Are you looking for ways to get out of debt? There are some routes out of debt that allow you to write some of your debt off. One of the solutions you can look into is an Individual Voluntary Arrangement (IVA). If you live in Scotland, a Trust Deed is a similar solution that provides a lot of the same benefits.
How does an IVA work?
When you finish an IVA successfully, any remaining debts included in it are written off completely. In some cases, customers get up to 80% of their debts written off using this debt solution, but on average our customers have 60% of their debts written off.
With an IVA you come to a new agreement with your lenders to pay them a smaller, affordable amount each month. You pay this lower amount for five years and you might also have to put extra money into the IVA during this time. For instance, if you earn over your normal amount, you might have to put some of your extra earnings into the IVA.
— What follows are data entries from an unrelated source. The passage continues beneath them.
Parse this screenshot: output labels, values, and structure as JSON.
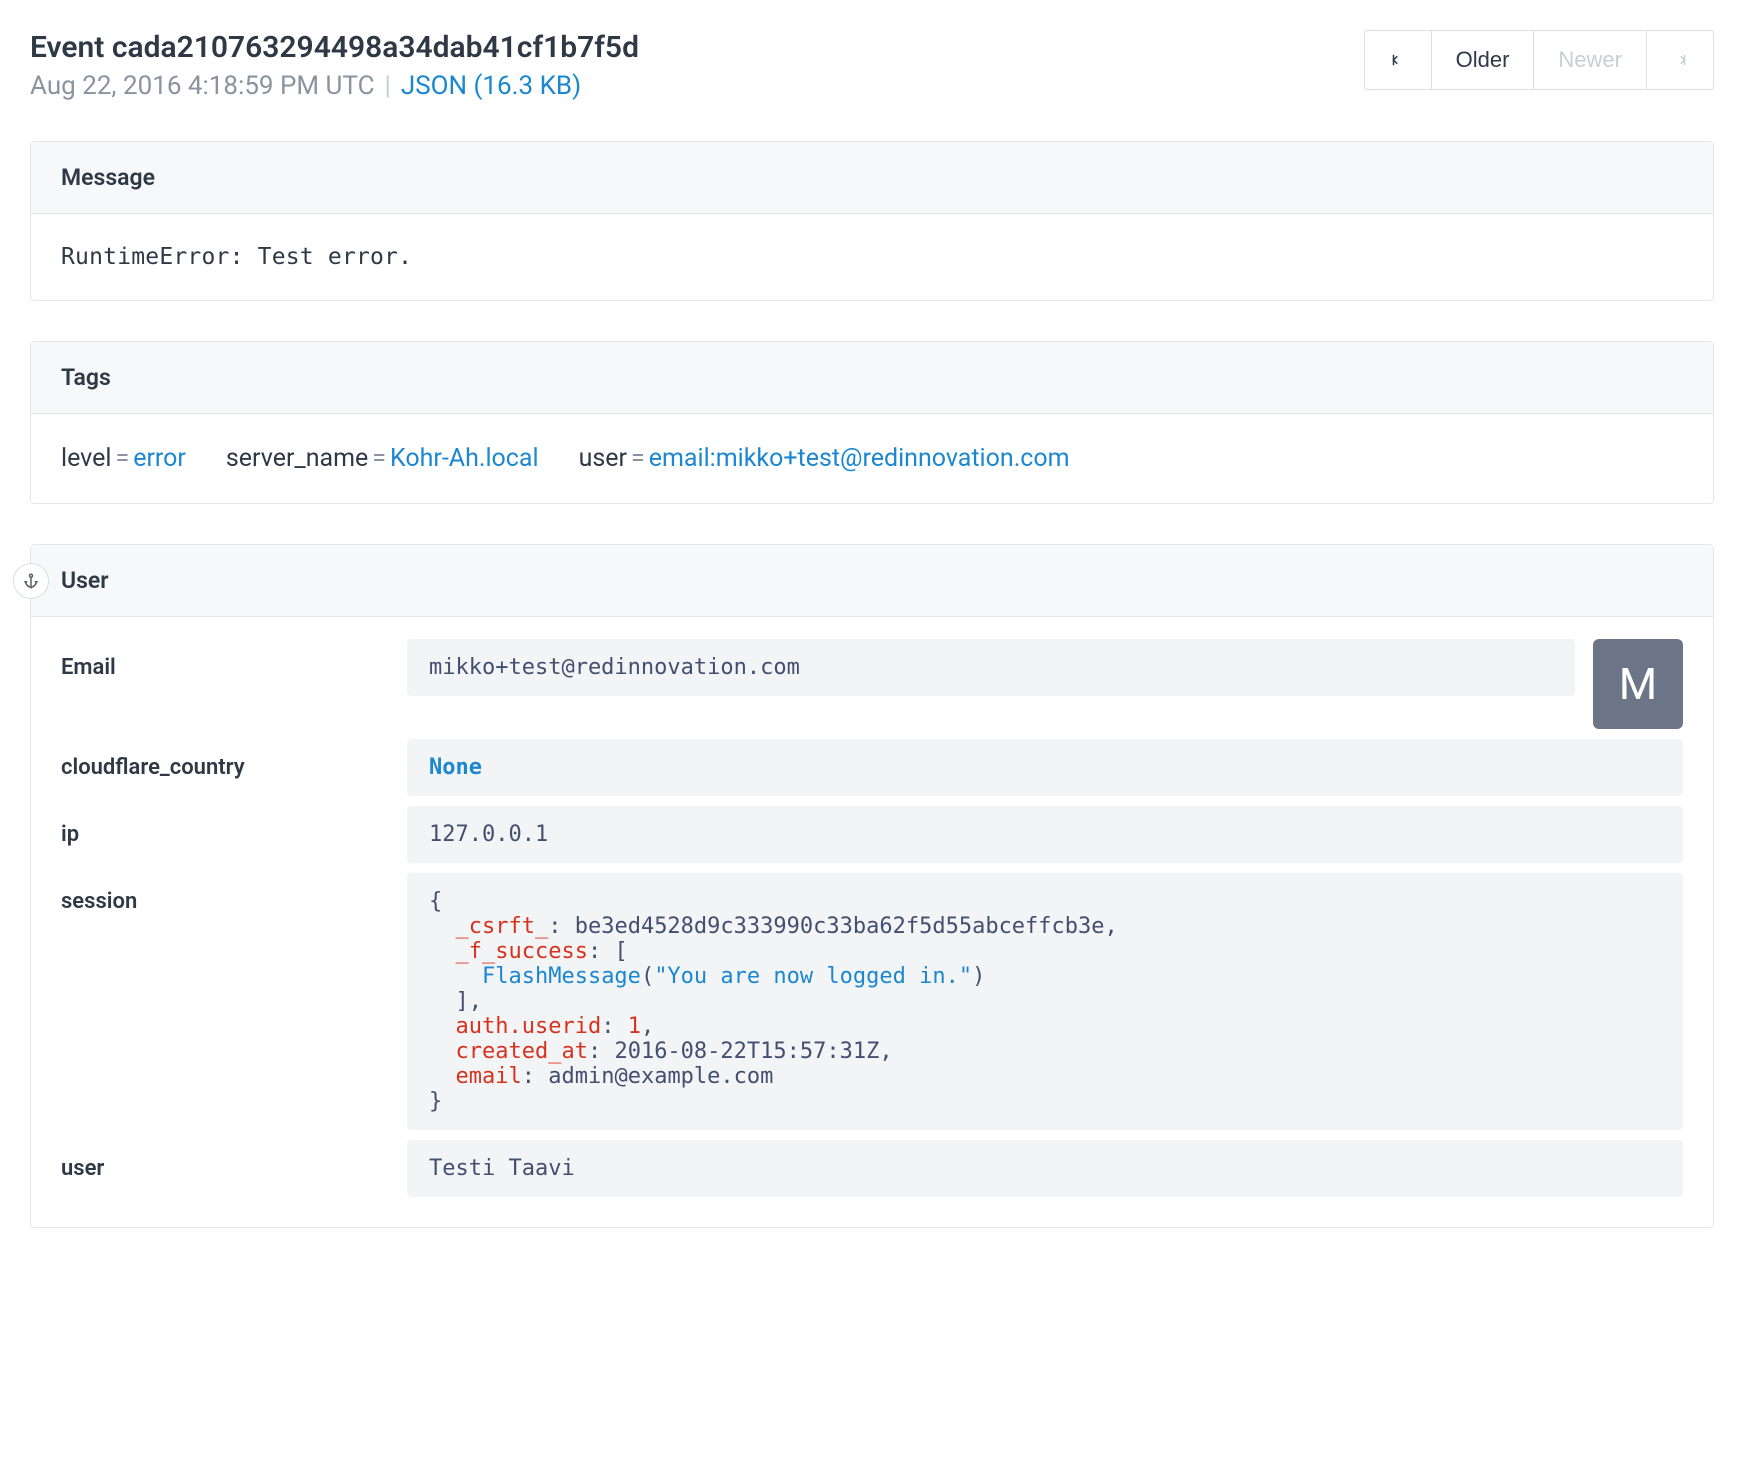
{
  "header": {
    "event_label": "Event",
    "event_id": "cada210763294498a34dab41cf1b7f5d",
    "timestamp": "Aug 22, 2016 4:18:59 PM UTC",
    "json_link": "JSON (16.3 KB)"
  },
  "nav": {
    "older": "Older",
    "newer": "Newer"
  },
  "sections": {
    "message_title": "Message",
    "message_body": "RuntimeError: Test error.",
    "tags_title": "Tags",
    "user_title": "User"
  },
  "tags": [
    {
      "key": "level",
      "value": "error"
    },
    {
      "key": "server_name",
      "value": "Kohr-Ah.local"
    },
    {
      "key": "user",
      "value": "email:mikko+test@redinnovation.com"
    }
  ],
  "user": {
    "avatar_letter": "M",
    "rows": {
      "email_label": "Email",
      "email_value": "mikko+test@redinnovation.com",
      "cloudflare_label": "cloudflare_country",
      "cloudflare_value": "None",
      "ip_label": "ip",
      "ip_value": "127.0.0.1",
      "session_label": "session",
      "user_label": "user",
      "user_value": "Testi Taavi"
    },
    "session": {
      "_csrft_": "be3ed4528d9c333990c33ba62f5d55abceffcb3e",
      "_f_success_call": "FlashMessage",
      "_f_success_arg": "\"You are now logged in.\"",
      "auth_userid": "1",
      "created_at": "2016-08-22T15:57:31Z",
      "email": "admin@example.com"
    }
  }
}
So an IVA can mean that a large proportion of your debts are written off and your lenders won’t be able to contact you for payment afterwards or take any further legal action against you during your IVA or after it’s finished.
You need to be aware that an IVA will damage your credit history and might make it harder or more expensive to get certain services like a mobile phone contract or tenancy agreement, or borrow money in the future.
Do you qualify?
You’re normally suitable for an IVA if you have unsecured debts of around £5,000 and you can’t pay your debts when they are due, or your debts are worth more than your assets.
IVAs are available whether you’re a homeowner or a tenant and can be a good way for homeowners to sort out their debts as you don’t have to sell your home if you start one, as you might with bankruptcy. If you do own your home, you might have to release equity six months before the IVA ends and put the money into the IVA – or your IVA may be extended for up to another 12 months.
Are there other ways to write off debt?
There are other ways to get your debt, or part of your debt, written off. Debt Relief Orders and Bankruptcy also provide debt write-off, and in some cases it’s possible to contact your creditors directly and arrange to make a full and final payment which is less than what you owe, if you have a lump sum you can put towards your debts.
Speak to trained debt advisor with the experience to make a recommendation, in order to find out which solution is right for you. You can contact our advisors using the options at the top of the page.
by Christine WalshBack to blog home